speaking, anyone possessing even an eighth of 'black' genetic background was
to legally be considered black in some states. Only in the 1980s was that
redressed. How this fractional amount works in terms of logic and in terms
of a nation where 'majority' rules is beyond me. How the 7/8 non-black,
non-African, wouldn't count is flat out stupid. Aside from that, ethnicity
has more to do with the culture we're raised in and what we take on as our
own.

For diseases and such that are genetically tied to groups of people by where
their ancestors originated, that is much more specific anyway than this
'race' issue...aside from the fact that the term 'race' is applied
incorrectly when speaking of different races of people. Literally there is
only one race - the human race. We're all the same species, as much as some
people might fight that fact. Our species itself is 99% identical to chimps.
None of us are that different biologically, wherever our relatives were
born. If someone is concerned about disease and illness risks s-/he runs due
to ethnic background, that can be tested genetically. It would seem the less
a person belongs - in terms of percentages - to a group, the less their risk
is for carrying or being susceptible. Of course, it wouldn't always work
this way by any means.

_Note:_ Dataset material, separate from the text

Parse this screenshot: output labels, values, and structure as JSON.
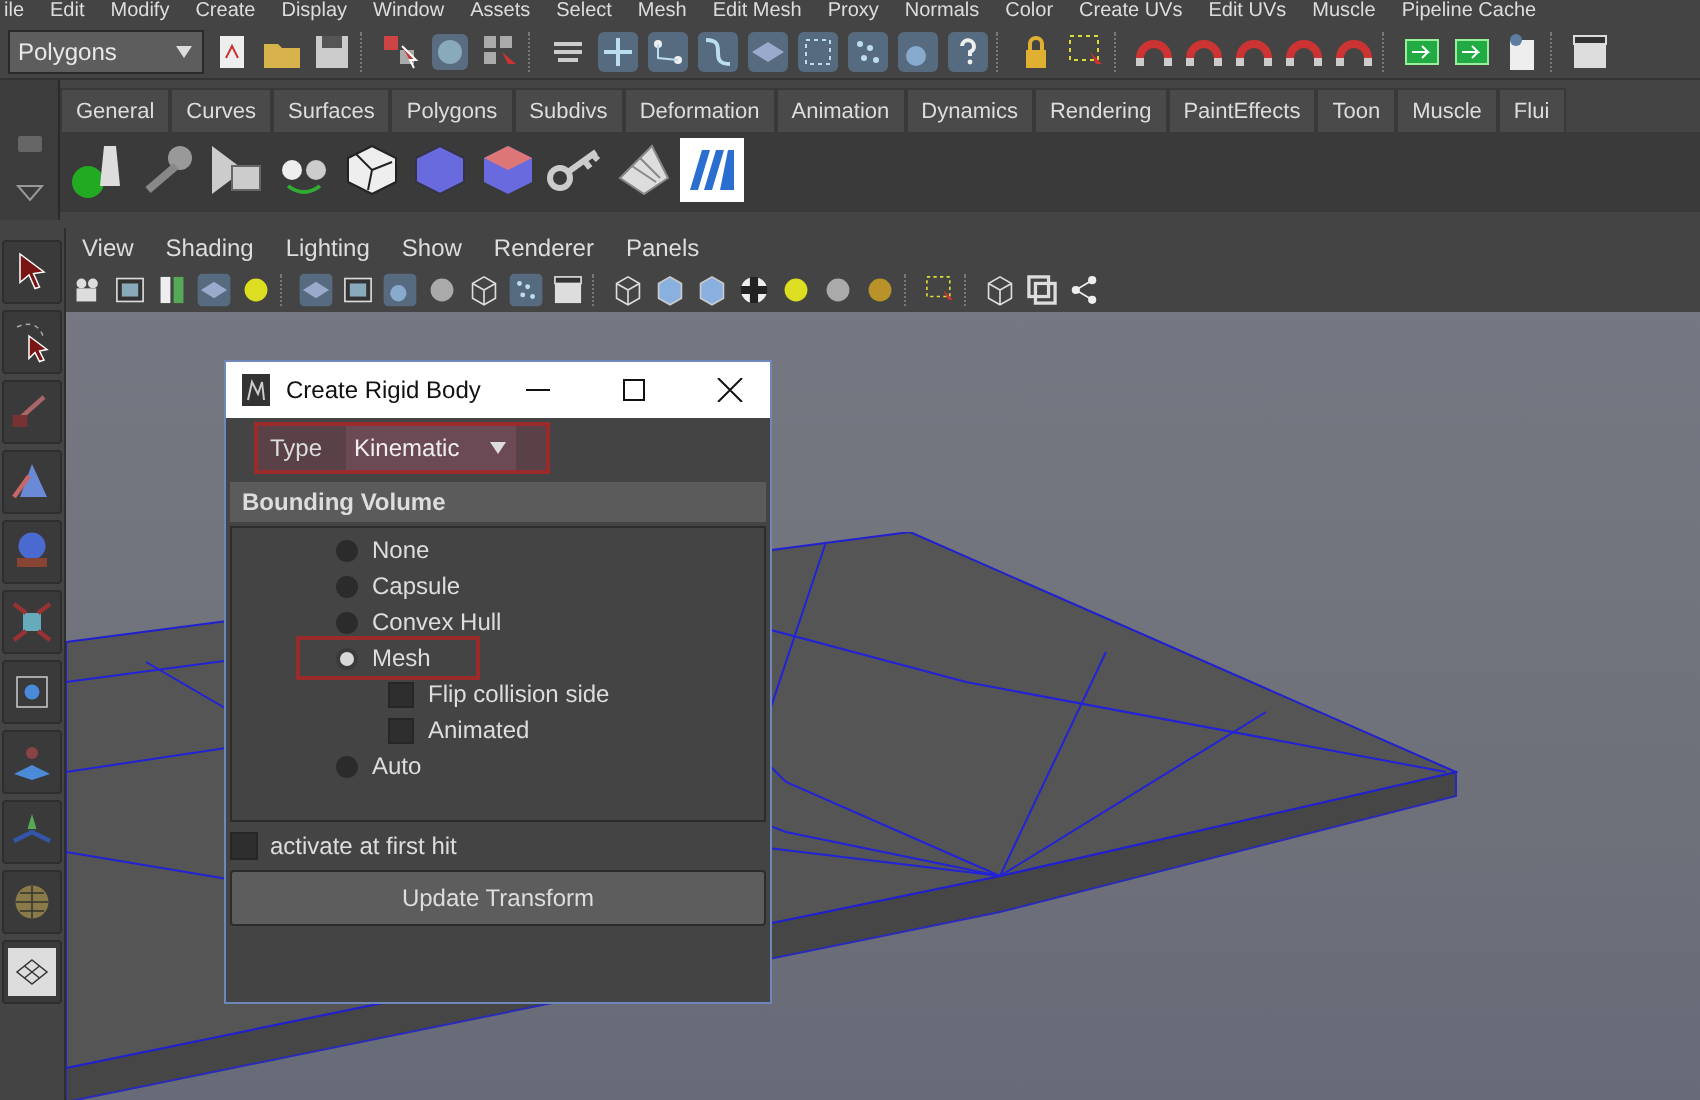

I missed if there was any reason given for wanting the Racial Identity
testing, but that sounds a little B.S. Bell Curve-ish to me personally. If a
individual seeks this, a test is going to give the needed answer or help; if
an observer is seeking these measures, I think asking a person works rather
most effectively.



Daria N. Mammel
Blessing Health Professions Library